Assignment ▸
Among the entries below, find how many lines carry the word "Улица" and state only that figure.

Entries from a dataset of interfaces
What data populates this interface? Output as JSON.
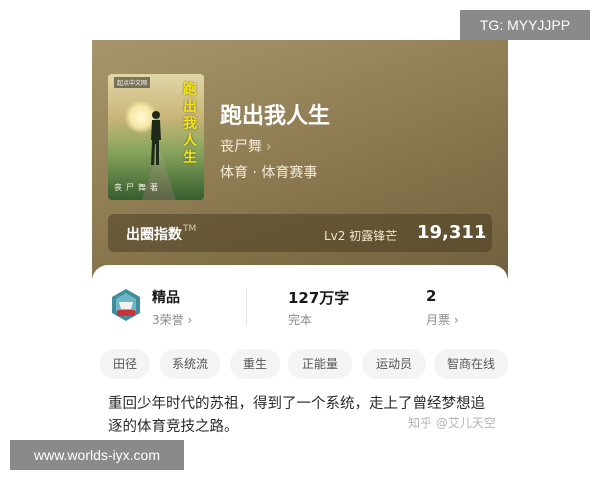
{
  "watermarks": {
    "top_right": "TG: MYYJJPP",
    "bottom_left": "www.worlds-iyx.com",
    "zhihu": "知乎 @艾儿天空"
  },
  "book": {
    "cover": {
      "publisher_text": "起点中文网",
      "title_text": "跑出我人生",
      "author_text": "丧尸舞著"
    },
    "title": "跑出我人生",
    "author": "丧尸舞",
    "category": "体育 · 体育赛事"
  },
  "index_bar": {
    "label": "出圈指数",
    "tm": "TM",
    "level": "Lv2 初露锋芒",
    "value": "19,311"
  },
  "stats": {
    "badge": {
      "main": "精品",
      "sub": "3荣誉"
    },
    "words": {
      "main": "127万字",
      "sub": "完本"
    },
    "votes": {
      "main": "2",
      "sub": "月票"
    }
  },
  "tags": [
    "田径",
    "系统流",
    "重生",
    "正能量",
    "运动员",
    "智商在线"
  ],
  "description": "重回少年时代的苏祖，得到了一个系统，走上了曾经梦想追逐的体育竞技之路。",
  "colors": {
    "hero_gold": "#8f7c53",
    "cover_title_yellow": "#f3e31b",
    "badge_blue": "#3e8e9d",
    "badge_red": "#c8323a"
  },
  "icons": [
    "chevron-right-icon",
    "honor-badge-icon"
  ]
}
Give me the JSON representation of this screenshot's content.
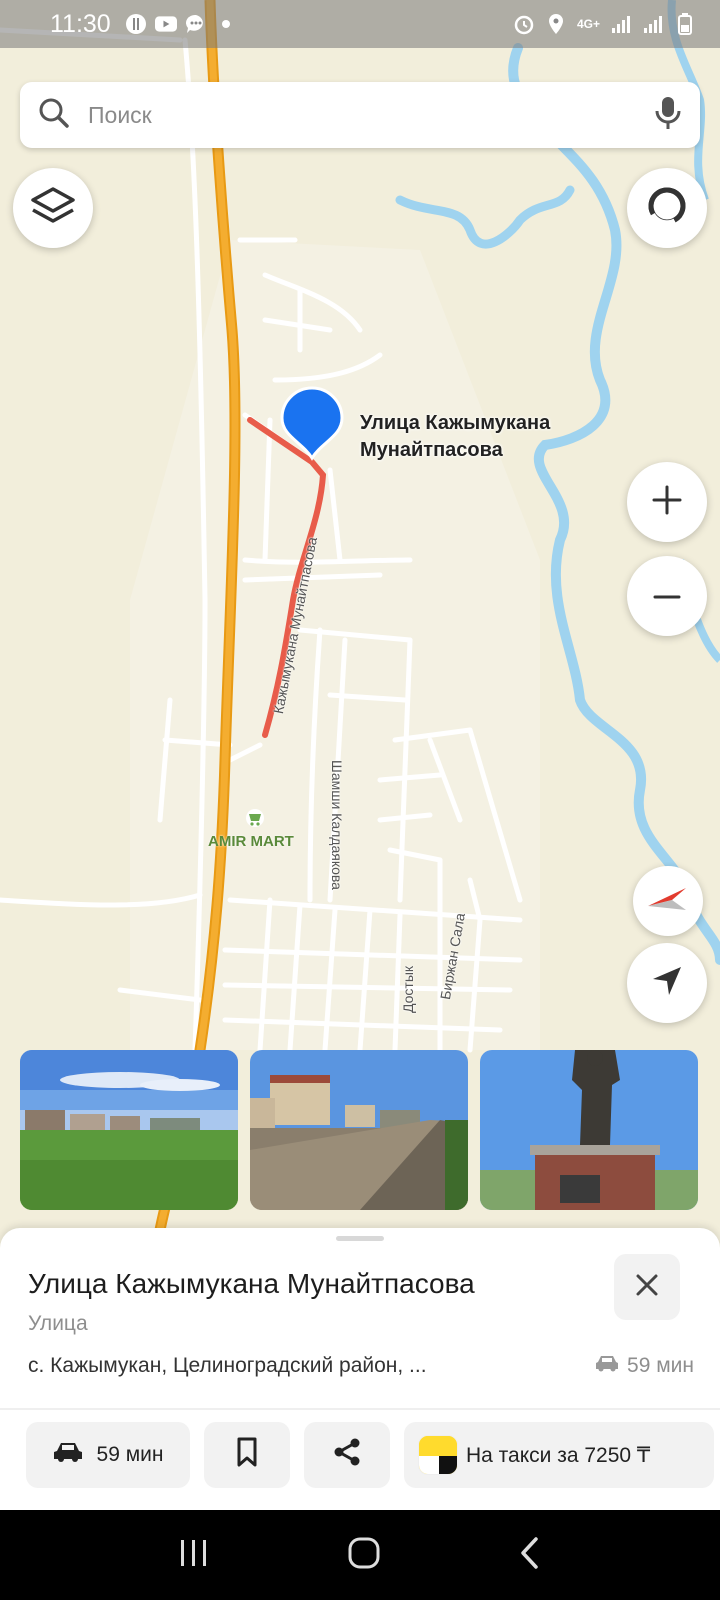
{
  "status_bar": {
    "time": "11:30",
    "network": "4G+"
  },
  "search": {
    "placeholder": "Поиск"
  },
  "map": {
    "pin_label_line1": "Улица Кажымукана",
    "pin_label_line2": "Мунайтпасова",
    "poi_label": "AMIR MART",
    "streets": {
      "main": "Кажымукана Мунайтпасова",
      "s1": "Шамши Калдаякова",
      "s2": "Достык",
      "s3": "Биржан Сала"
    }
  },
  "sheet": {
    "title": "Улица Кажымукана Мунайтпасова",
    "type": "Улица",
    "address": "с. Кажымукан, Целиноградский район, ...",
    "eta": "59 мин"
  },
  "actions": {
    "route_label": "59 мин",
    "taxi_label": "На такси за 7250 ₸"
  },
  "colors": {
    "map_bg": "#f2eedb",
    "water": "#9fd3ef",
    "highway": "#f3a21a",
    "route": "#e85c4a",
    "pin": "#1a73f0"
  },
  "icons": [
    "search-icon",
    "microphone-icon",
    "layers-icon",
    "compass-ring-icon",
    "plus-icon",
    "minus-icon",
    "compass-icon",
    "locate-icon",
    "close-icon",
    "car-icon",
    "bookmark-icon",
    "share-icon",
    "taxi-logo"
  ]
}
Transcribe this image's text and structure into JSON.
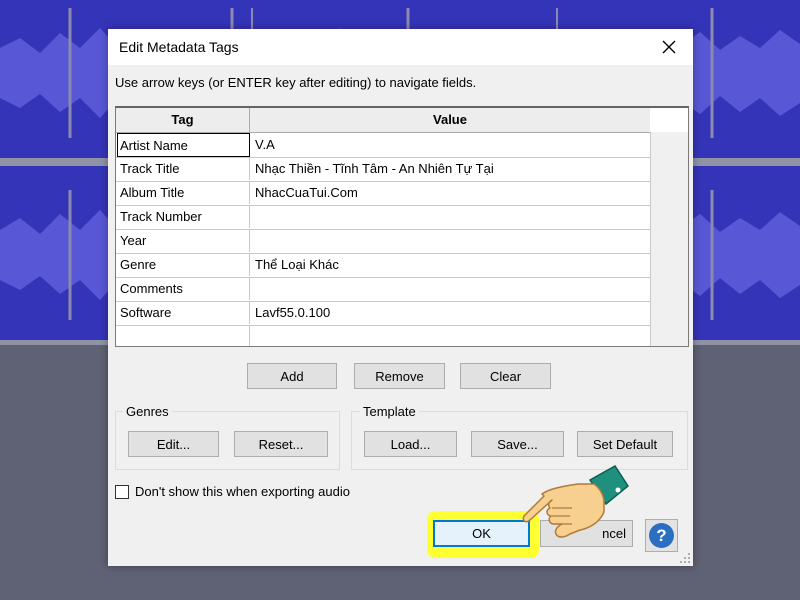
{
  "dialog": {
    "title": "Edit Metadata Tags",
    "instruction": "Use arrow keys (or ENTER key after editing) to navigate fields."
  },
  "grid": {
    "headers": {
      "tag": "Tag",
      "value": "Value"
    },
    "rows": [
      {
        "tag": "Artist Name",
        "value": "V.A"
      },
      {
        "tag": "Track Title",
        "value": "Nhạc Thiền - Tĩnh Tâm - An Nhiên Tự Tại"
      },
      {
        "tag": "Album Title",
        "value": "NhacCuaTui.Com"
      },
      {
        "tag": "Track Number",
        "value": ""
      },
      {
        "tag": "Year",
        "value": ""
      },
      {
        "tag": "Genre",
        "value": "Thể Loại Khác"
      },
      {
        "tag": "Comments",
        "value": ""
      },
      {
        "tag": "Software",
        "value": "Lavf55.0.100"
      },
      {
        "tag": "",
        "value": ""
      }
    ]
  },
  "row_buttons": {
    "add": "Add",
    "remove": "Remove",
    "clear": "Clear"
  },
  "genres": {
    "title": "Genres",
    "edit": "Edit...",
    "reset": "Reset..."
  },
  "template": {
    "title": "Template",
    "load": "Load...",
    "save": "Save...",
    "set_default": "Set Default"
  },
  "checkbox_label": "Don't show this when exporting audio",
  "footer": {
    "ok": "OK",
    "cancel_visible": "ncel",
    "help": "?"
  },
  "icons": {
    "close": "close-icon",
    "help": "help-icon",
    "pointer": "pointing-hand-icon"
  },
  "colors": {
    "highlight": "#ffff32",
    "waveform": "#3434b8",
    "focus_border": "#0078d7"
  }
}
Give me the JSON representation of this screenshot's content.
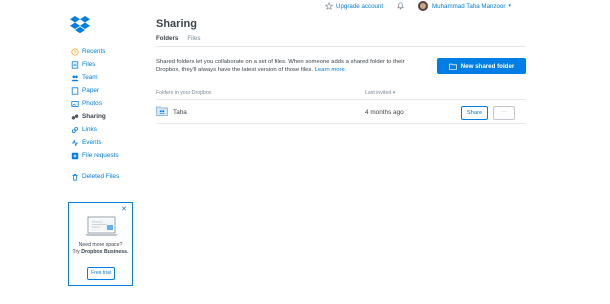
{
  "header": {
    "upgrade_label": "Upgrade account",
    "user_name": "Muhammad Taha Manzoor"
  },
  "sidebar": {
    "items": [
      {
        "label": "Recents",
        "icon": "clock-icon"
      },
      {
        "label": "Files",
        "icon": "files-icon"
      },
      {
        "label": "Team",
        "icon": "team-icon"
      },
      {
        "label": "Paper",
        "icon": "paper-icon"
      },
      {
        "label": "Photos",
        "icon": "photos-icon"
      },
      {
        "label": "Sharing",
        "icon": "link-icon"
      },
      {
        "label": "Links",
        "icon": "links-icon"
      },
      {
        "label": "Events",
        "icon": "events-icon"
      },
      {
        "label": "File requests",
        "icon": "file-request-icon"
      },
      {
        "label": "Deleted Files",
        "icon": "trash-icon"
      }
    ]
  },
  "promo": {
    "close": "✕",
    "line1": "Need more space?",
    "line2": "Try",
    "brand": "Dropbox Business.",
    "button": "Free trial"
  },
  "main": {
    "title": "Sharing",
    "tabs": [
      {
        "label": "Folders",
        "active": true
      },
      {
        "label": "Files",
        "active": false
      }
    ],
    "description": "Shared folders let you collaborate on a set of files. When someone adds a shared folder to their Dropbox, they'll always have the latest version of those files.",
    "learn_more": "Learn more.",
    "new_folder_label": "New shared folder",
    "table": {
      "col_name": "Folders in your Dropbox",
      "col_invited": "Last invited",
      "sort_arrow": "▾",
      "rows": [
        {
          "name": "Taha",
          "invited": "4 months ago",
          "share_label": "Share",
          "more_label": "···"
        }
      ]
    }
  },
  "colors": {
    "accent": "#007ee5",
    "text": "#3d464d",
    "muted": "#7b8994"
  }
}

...

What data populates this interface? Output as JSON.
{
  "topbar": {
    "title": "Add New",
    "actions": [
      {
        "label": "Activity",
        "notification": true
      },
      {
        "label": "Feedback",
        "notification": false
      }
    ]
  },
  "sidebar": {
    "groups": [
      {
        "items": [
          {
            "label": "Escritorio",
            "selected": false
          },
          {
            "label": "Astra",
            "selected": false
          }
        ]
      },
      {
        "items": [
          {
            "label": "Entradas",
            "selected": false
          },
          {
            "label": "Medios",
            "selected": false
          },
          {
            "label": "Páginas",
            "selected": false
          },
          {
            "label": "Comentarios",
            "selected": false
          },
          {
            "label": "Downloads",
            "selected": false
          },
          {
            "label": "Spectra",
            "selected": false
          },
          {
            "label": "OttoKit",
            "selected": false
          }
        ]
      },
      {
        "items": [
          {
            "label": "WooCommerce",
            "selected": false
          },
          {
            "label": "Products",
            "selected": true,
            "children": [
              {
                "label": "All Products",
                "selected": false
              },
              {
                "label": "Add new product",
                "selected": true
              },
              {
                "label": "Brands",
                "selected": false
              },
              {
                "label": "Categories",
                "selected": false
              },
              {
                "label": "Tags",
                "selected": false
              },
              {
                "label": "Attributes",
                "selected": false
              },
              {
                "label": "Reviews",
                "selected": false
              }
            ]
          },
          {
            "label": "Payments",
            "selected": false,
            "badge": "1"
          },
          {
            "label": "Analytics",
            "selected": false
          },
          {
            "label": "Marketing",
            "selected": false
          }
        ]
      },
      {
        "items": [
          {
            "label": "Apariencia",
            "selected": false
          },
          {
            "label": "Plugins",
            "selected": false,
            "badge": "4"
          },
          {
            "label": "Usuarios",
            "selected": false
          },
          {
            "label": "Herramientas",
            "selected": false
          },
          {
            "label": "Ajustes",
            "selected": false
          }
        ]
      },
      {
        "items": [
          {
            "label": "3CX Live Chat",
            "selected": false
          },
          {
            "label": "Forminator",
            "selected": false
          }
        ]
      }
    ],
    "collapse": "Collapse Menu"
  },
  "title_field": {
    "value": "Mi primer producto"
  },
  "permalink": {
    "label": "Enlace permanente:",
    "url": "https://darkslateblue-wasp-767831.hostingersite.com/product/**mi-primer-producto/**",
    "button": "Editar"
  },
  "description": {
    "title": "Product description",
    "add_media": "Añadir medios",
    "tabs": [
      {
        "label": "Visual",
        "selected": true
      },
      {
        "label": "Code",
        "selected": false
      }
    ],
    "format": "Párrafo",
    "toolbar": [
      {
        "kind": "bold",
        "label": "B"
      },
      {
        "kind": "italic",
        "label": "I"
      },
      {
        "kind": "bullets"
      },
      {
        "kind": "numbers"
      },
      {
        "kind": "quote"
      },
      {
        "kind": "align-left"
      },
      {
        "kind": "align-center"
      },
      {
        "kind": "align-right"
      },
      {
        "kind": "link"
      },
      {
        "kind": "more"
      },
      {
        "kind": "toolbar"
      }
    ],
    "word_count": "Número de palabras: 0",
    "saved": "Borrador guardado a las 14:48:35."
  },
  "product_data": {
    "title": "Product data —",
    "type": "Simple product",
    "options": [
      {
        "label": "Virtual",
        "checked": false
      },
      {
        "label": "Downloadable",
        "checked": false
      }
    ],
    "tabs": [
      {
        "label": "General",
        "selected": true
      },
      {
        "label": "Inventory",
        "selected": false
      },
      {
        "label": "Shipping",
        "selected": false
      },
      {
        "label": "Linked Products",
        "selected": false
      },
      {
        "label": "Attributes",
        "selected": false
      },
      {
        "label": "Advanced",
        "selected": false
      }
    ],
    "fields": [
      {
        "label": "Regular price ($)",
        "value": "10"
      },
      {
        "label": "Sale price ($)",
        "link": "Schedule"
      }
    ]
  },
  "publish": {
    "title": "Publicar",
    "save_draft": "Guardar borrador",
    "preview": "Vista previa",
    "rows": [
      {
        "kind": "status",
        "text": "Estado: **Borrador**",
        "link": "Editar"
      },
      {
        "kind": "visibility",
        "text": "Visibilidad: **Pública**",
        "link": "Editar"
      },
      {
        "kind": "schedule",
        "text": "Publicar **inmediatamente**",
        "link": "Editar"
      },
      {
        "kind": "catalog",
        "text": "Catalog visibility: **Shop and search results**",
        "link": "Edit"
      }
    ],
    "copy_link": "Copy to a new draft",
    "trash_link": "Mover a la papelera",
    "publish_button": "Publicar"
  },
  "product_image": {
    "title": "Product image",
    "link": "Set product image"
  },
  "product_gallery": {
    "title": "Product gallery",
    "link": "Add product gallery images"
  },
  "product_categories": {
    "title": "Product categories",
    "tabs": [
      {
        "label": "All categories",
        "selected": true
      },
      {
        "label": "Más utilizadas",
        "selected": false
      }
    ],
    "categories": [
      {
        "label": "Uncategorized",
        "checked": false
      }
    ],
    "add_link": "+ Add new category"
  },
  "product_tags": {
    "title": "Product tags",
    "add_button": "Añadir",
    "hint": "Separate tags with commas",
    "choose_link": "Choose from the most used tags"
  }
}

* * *

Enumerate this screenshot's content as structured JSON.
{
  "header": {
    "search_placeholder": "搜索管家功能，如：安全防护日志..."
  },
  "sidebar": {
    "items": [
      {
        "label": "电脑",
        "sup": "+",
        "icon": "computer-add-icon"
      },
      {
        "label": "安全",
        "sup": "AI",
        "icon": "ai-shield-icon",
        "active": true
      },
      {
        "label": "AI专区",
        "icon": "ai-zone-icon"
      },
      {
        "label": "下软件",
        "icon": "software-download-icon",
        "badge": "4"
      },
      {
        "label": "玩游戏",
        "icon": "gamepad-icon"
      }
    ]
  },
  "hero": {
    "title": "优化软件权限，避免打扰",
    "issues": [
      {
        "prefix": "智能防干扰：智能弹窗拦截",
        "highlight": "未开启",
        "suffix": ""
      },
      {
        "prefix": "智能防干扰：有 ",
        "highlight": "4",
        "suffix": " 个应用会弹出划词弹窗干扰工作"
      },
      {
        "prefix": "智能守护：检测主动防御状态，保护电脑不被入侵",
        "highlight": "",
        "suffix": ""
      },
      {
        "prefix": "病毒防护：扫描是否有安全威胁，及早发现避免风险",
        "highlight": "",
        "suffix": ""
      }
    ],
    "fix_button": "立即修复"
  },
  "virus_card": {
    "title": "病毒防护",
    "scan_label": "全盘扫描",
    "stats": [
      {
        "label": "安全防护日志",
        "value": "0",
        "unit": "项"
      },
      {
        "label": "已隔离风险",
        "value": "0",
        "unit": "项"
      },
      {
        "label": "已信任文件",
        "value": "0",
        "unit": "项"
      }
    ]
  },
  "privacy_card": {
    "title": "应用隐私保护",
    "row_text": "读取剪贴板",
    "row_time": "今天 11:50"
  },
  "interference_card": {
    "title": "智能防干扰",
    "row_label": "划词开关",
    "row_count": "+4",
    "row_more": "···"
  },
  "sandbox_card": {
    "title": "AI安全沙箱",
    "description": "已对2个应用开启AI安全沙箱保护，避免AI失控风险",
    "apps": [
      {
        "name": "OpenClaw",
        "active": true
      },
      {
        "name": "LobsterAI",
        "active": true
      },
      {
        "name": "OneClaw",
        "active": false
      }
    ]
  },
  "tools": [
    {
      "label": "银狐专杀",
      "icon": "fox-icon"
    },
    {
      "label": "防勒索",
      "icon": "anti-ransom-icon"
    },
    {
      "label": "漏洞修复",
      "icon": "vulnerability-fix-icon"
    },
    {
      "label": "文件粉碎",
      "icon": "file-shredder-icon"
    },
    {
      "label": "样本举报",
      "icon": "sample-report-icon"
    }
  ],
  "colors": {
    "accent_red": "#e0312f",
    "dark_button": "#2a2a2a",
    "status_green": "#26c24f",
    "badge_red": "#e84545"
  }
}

Expected output ▸
3